Daryl Grabarek, editor, Curriculum Connections: Traveling with me everywhere for the past two days is Rebecca Stead’s Goodbye Stranger. I’m savoring it…and feeling a bit sad that I’ve only a few pages to go.
Luann Toth, managing editor: I'm reading Rae Carson’s Walk on Earth a Stranger (HarperCollins, coming out 9/22/15) and the graphic memoir by Maggie Thrash, Honor Girl (Candlewick, coming out 9/8/2015).
Kiera Parrott, editor: I just started The Thing About Jellyfish by Ali Benjamin, which comes out in September from Little, Brown. Okay, yeah, it's a grief book. I thought I couldn't read another poignant middle grade grief story. And yet here I am. I'm liking it a lot so far.
When entering your review in the Review Center, please remember to add in a grade level recommendation. Unfortunately, reviewers don't currently have access to the dropdown menu to select a grade range. We hope future improvements to the Review Center will make this easier.
In the meantime, simply include it at the very beginning of your review.

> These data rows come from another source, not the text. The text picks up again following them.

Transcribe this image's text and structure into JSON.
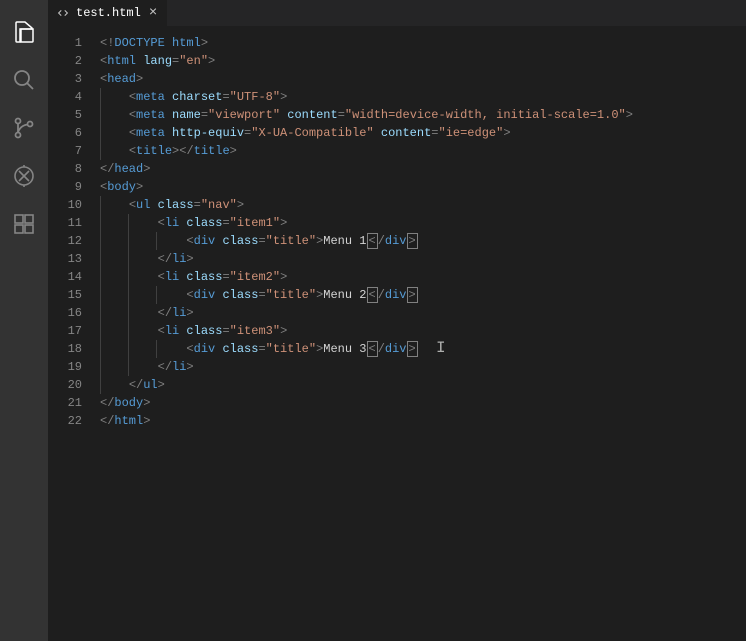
{
  "tab": {
    "filename": "test.html"
  },
  "gutter": {
    "start": 1,
    "end": 22
  },
  "code": {
    "l1": {
      "doctype_bang": "!",
      "doctype_word": "DOCTYPE",
      "doctype_root": "html"
    },
    "l2": {
      "tag": "html",
      "attr": "lang",
      "val": "\"en\""
    },
    "l3": {
      "tag": "head"
    },
    "l4": {
      "tag": "meta",
      "attr": "charset",
      "val": "\"UTF-8\""
    },
    "l5": {
      "tag": "meta",
      "a1": "name",
      "v1": "\"viewport\"",
      "a2": "content",
      "v2": "\"width=device-width, initial-scale=1.0\""
    },
    "l6": {
      "tag": "meta",
      "a1": "http-equiv",
      "v1": "\"X-UA-Compatible\"",
      "a2": "content",
      "v2": "\"ie=edge\""
    },
    "l7": {
      "tag": "title"
    },
    "l8": {
      "tag": "head"
    },
    "l9": {
      "tag": "body"
    },
    "l10": {
      "tag": "ul",
      "attr": "class",
      "val": "\"nav\""
    },
    "l11": {
      "tag": "li",
      "attr": "class",
      "val": "\"item1\""
    },
    "l12": {
      "tag": "div",
      "attr": "class",
      "val": "\"title\"",
      "text": "Menu 1"
    },
    "l13": {
      "tag": "li"
    },
    "l14": {
      "tag": "li",
      "attr": "class",
      "val": "\"item2\""
    },
    "l15": {
      "tag": "div",
      "attr": "class",
      "val": "\"title\"",
      "text": "Menu 2"
    },
    "l16": {
      "tag": "li"
    },
    "l17": {
      "tag": "li",
      "attr": "class",
      "val": "\"item3\""
    },
    "l18": {
      "tag": "div",
      "attr": "class",
      "val": "\"title\"",
      "text": "Menu 3"
    },
    "l19": {
      "tag": "li"
    },
    "l20": {
      "tag": "ul"
    },
    "l21": {
      "tag": "body"
    },
    "l22": {
      "tag": "html"
    }
  }
}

For example:
"Grades 2 to 5. In this laugh-out-loud chapter book, a young octopus meets a friend...."
The grade level recommendation is your professional opinion. It has nothing to do with what the publisher puts on the back of the book or what Fountas & Pinnell have to say. If you aren't sure about the grade level, contact us. We are more than happy to help you determine the best grade level.